Transcranial Direct Current Stimulation
Transcranial Direct Current Stimulation (tDCS) is a safe, new, non-invasive procedure which provides relief for treatment-resistant neurologic, psychiatric and chronic pain conditions. tDCS also improves attention, memory and learning for both healthy individuals and patients with disabilities. tDCS is performed at the clinic in Atlanta or can be self-administered with training and supervision through the Home-Use Program.
tDCS utilizes weak, direct electric current to modulate the activity and excitability of neurons which enhance brain plasticity, the ability of the brain to reorganize and transform itself.
Chronic pain of central origin which includes migraine, fibromyalgia, painful neuropathies and complex regional pain syndrome is relieved by tDCS.
Psychiatric conditions which respond to tDCS include treatment-resistant depression, bipolar disorder, borderline personality disorder, schizophrenia and hallucinations.
Neurological disorders improved by tDCS include tinnitus, epilepsy, stroke, insomnia, age related cognitive decline and the dementias.
The tDCS procedure is safe and easy to do. Sponge electrodes are positioned over targeted areas of the brain. A portable, FDA certified stimulator provides a tiny, imperceptible direct current which modulates nerve impulses. Clinical benefits are achieved as a result of the long-term potentiation and inhibition induced by tDCS and the improvements persist for months.
tDCS and rTMS
tDCS delivers low-intensity, direct electric current to the scalp and underlying brain. Repetitive transcranial magnetic stimulation (rTMS) uses electromagnetic induction to generate electric currents in the brain.
In general, low-frequency rTMS and cathodal tDCS diminish, while high-frequency rTMS and anodal tDCS enhance excitability of targeted cortical neurons. Both rTMS and tDCS promote neural plasticity plasticity, which results in clinical improvement; however tDCS is safer, more comfortable, easier to do, more affordable, and produces a more robust response. In addition, tDCS can be self-administered at home.
tDCS is not ECT
tDCS should not be confused with electroconvulsive (ECT) or "shock therapy." With ECT, a much larger current of 600-1000 milliamps (mA) is applied to the entire brain, compared to the 1-2 mA used in tDCS. ECT results in a grand mal seizure and must be done under general anesthesia.

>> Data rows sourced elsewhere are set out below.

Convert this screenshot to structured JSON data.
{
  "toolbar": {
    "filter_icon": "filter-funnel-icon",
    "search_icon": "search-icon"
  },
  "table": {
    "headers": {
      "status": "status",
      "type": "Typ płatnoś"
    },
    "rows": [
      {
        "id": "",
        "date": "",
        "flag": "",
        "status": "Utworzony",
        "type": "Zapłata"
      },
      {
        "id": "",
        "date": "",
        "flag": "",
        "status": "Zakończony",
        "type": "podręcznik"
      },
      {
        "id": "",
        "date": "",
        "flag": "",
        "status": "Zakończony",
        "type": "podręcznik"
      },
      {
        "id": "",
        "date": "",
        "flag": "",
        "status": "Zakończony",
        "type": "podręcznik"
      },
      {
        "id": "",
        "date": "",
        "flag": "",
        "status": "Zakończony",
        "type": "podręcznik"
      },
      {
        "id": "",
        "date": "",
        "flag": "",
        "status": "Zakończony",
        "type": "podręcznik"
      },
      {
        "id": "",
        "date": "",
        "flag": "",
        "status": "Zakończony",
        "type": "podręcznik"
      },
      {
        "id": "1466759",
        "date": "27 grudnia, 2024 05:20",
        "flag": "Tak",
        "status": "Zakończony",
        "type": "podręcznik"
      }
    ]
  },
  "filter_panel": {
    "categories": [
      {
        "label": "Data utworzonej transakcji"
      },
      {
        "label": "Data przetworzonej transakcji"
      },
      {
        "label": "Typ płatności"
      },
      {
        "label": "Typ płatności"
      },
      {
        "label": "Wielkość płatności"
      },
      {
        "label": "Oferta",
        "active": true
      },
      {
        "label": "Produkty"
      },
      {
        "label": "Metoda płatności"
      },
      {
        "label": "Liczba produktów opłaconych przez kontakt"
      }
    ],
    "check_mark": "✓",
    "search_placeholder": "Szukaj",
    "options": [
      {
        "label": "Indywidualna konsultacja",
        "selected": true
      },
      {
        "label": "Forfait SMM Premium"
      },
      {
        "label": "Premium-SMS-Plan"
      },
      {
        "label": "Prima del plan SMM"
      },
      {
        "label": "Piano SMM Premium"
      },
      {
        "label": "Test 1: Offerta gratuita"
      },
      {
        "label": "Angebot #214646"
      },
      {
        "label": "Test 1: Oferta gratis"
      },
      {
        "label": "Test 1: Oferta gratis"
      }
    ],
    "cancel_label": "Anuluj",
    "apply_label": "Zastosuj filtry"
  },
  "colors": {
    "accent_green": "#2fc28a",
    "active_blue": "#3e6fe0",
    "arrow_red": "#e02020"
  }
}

Multiple ECT treatments are required to relieve severe depression (6-20 treatments). Because ECT produces significant side-effects, including memory loss and confusion, it is only used for patients with severe, treatment-resistant depression.
Side effects of tDCS are uncommon and mild. There may be reddening of the skin under the electrodes. Rarely, a slight, temporary headache can occur during the treatment. There is no injury or harm to the brain with tDCS and there is an extremely wide margin of safety based on laboratory, clinical and computational modeling studies.
The mission of the Brain Stimulation Clinic is to provide transcranial direct current stimulation to relieve suffering and enhance quality of life.